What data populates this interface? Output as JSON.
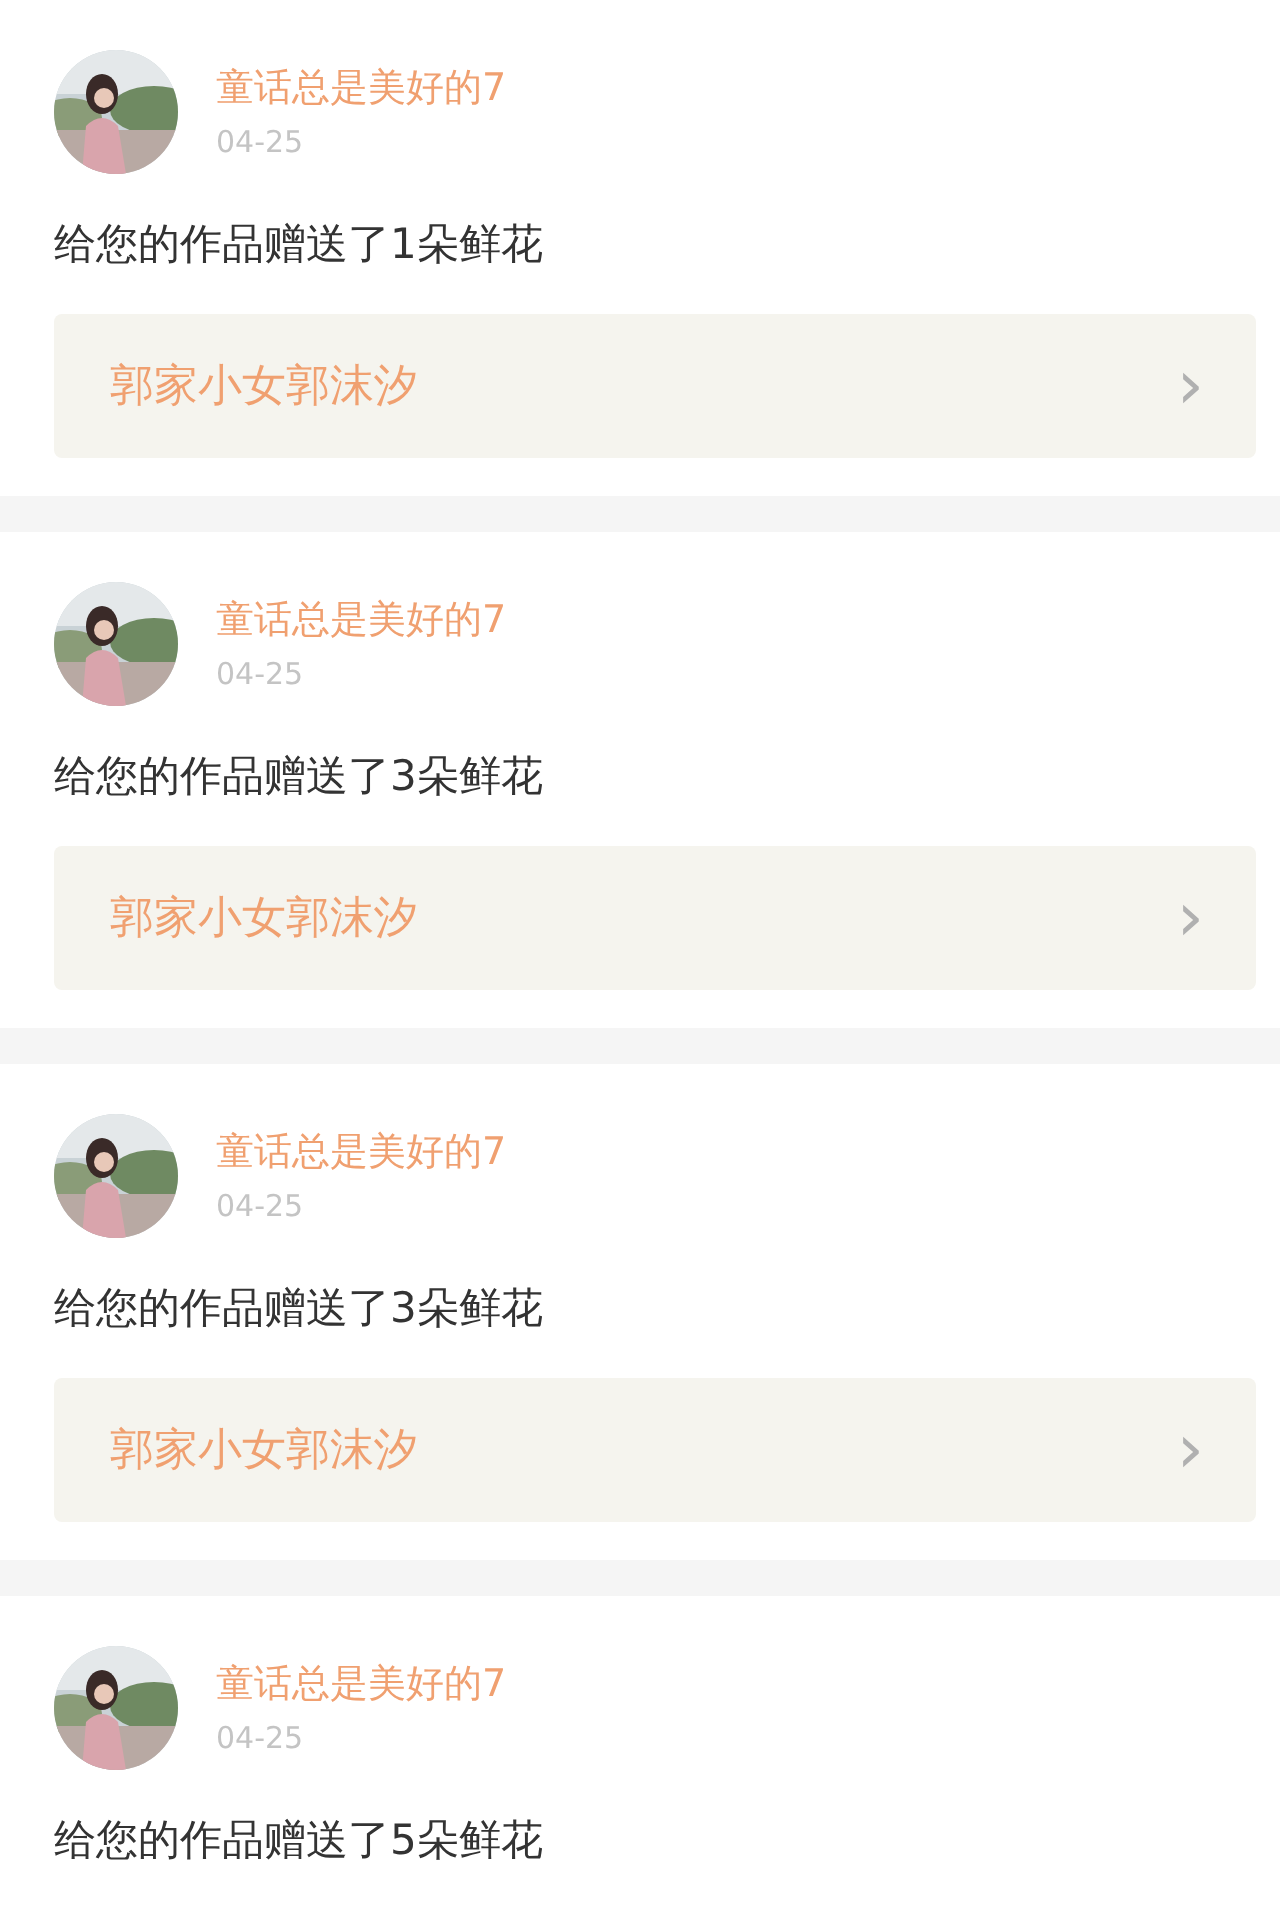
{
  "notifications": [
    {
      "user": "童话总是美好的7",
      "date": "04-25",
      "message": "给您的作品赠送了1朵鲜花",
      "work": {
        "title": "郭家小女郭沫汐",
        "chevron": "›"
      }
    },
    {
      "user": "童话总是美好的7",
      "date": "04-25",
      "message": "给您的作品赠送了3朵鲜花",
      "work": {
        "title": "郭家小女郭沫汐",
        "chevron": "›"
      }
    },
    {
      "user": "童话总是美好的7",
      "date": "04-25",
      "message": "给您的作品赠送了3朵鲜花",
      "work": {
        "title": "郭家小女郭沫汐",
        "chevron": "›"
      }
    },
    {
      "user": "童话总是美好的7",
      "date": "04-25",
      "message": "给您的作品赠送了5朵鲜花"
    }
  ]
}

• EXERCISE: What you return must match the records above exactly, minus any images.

• OUTPUT:
What data populates this interface? Output as JSON.
{
  "notifications": [
    {
      "user": "童话总是美好的7",
      "date": "04-25",
      "message": "给您的作品赠送了1朵鲜花",
      "work": {
        "title": "郭家小女郭沫汐",
        "chevron": "›"
      }
    },
    {
      "user": "童话总是美好的7",
      "date": "04-25",
      "message": "给您的作品赠送了3朵鲜花",
      "work": {
        "title": "郭家小女郭沫汐",
        "chevron": "›"
      }
    },
    {
      "user": "童话总是美好的7",
      "date": "04-25",
      "message": "给您的作品赠送了3朵鲜花",
      "work": {
        "title": "郭家小女郭沫汐",
        "chevron": "›"
      }
    },
    {
      "user": "童话总是美好的7",
      "date": "04-25",
      "message": "给您的作品赠送了5朵鲜花"
    }
  ]
}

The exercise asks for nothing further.